__Data for processing__:
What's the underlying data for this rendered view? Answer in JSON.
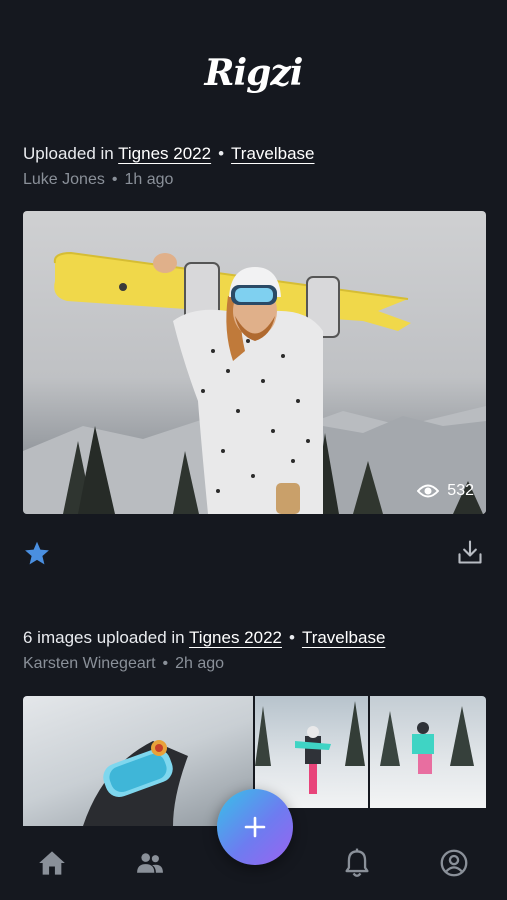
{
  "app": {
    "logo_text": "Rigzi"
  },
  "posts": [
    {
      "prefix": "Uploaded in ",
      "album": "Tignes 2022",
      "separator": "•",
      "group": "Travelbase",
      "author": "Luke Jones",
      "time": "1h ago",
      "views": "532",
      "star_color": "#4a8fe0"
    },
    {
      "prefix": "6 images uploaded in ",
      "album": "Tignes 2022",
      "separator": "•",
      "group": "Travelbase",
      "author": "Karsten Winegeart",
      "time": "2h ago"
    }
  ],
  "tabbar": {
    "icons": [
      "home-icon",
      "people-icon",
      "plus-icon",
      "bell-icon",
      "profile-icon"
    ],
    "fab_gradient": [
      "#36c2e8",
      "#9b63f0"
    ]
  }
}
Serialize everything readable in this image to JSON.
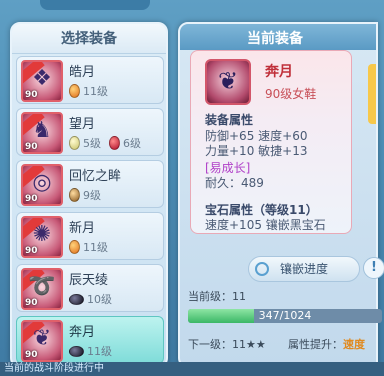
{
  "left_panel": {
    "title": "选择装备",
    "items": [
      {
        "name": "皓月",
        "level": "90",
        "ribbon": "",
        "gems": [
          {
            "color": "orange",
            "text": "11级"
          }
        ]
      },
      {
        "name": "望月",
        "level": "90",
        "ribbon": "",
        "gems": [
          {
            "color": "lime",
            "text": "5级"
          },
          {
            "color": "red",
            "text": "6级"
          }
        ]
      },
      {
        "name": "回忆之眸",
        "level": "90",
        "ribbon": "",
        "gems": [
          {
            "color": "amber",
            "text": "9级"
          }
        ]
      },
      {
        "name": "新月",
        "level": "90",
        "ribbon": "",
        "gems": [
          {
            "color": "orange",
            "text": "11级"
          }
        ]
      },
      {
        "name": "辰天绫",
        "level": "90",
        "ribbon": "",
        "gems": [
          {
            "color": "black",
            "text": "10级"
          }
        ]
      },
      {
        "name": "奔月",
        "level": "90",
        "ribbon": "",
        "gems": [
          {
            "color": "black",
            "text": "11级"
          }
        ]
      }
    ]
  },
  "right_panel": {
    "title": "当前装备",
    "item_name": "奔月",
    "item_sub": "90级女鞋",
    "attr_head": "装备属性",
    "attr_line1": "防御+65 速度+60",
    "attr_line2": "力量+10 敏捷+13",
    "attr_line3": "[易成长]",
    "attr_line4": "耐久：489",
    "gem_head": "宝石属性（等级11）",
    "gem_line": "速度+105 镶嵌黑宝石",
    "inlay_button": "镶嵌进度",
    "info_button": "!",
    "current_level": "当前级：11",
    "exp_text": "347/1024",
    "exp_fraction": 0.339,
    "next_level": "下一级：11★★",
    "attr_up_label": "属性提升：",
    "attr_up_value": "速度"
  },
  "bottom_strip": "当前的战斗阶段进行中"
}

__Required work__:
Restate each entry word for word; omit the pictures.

__Completed task__:
What's the underlying data for this rendered view? Answer in JSON.
{
  "app": {
    "logo_text": "Rigzi"
  },
  "posts": [
    {
      "prefix": "Uploaded in ",
      "album": "Tignes 2022",
      "separator": "•",
      "group": "Travelbase",
      "author": "Luke Jones",
      "time": "1h ago",
      "views": "532",
      "star_color": "#4a8fe0"
    },
    {
      "prefix": "6 images uploaded in ",
      "album": "Tignes 2022",
      "separator": "•",
      "group": "Travelbase",
      "author": "Karsten Winegeart",
      "time": "2h ago"
    }
  ],
  "tabbar": {
    "icons": [
      "home-icon",
      "people-icon",
      "plus-icon",
      "bell-icon",
      "profile-icon"
    ],
    "fab_gradient": [
      "#36c2e8",
      "#9b63f0"
    ]
  }
}
Serialize everything readable in this image to JSON.
{
  "left_panel": {
    "title": "选择装备",
    "items": [
      {
        "name": "皓月",
        "level": "90",
        "ribbon": "",
        "gems": [
          {
            "color": "orange",
            "text": "11级"
          }
        ]
      },
      {
        "name": "望月",
        "level": "90",
        "ribbon": "",
        "gems": [
          {
            "color": "lime",
            "text": "5级"
          },
          {
            "color": "red",
            "text": "6级"
          }
        ]
      },
      {
        "name": "回忆之眸",
        "level": "90",
        "ribbon": "",
        "gems": [
          {
            "color": "amber",
            "text": "9级"
          }
        ]
      },
      {
        "name": "新月",
        "level": "90",
        "ribbon": "",
        "gems": [
          {
            "color": "orange",
            "text": "11级"
          }
        ]
      },
      {
        "name": "辰天绫",
        "level": "90",
        "ribbon": "",
        "gems": [
          {
            "color": "black",
            "text": "10级"
          }
        ]
      },
      {
        "name": "奔月",
        "level": "90",
        "ribbon": "",
        "gems": [
          {
            "color": "black",
            "text": "11级"
          }
        ]
      }
    ]
  },
  "right_panel": {
    "title": "当前装备",
    "item_name": "奔月",
    "item_sub": "90级女鞋",
    "attr_head": "装备属性",
    "attr_line1": "防御+65 速度+60",
    "attr_line2": "力量+10 敏捷+13",
    "attr_line3": "[易成长]",
    "attr_line4": "耐久：489",
    "gem_head": "宝石属性（等级11）",
    "gem_line": "速度+105 镶嵌黑宝石",
    "inlay_button": "镶嵌进度",
    "info_button": "!",
    "current_level": "当前级：11",
    "exp_text": "347/1024",
    "exp_fraction": 0.339,
    "next_level": "下一级：11★★",
    "attr_up_label": "属性提升：",
    "attr_up_value": "速度"
  },
  "bottom_strip": "当前的战斗阶段进行中"
}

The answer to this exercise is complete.